* **What to work on**
Filter the lines below, copying only those with the string "area".

-=-=-=-=-

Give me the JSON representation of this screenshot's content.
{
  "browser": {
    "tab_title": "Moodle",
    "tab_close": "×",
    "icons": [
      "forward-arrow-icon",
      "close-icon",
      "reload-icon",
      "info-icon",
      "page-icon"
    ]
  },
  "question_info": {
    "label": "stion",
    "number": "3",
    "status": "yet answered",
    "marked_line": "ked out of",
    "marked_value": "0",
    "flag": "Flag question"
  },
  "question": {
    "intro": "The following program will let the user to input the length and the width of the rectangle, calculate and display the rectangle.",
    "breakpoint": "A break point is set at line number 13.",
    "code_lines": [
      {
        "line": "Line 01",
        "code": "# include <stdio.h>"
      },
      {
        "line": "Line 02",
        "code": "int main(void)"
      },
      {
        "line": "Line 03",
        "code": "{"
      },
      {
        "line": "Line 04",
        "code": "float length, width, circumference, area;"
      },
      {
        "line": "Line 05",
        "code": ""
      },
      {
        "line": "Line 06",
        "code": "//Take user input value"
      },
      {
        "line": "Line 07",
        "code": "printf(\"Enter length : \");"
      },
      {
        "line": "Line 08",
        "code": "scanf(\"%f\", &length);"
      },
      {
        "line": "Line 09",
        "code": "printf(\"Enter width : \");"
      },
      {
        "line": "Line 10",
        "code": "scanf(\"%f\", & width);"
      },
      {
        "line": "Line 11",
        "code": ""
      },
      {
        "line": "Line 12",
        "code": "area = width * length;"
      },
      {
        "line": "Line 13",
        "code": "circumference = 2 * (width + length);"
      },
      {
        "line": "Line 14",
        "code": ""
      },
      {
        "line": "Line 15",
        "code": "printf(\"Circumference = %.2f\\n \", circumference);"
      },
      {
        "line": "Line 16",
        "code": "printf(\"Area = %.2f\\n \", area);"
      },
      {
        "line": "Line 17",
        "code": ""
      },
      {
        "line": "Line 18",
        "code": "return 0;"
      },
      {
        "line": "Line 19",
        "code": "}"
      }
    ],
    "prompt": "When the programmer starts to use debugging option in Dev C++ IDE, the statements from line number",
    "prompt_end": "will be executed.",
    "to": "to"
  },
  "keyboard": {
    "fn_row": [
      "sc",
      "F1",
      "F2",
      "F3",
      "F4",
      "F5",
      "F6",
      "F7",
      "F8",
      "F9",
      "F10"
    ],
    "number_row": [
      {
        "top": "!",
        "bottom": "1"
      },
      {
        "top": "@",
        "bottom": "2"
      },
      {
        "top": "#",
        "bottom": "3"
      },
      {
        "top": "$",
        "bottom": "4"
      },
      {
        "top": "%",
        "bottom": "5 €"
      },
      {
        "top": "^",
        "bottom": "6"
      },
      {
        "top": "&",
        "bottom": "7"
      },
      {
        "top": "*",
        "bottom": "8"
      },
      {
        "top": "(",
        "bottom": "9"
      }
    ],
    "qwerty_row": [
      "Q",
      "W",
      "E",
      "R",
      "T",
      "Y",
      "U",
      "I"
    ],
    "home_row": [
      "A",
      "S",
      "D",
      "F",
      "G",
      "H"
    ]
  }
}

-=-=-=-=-

* **Task answer**
        "code": "float length, width, circumference, area;"
        "code": "area = width * length;"
        "code": "printf(\"Area = %.2f\\n \", area);"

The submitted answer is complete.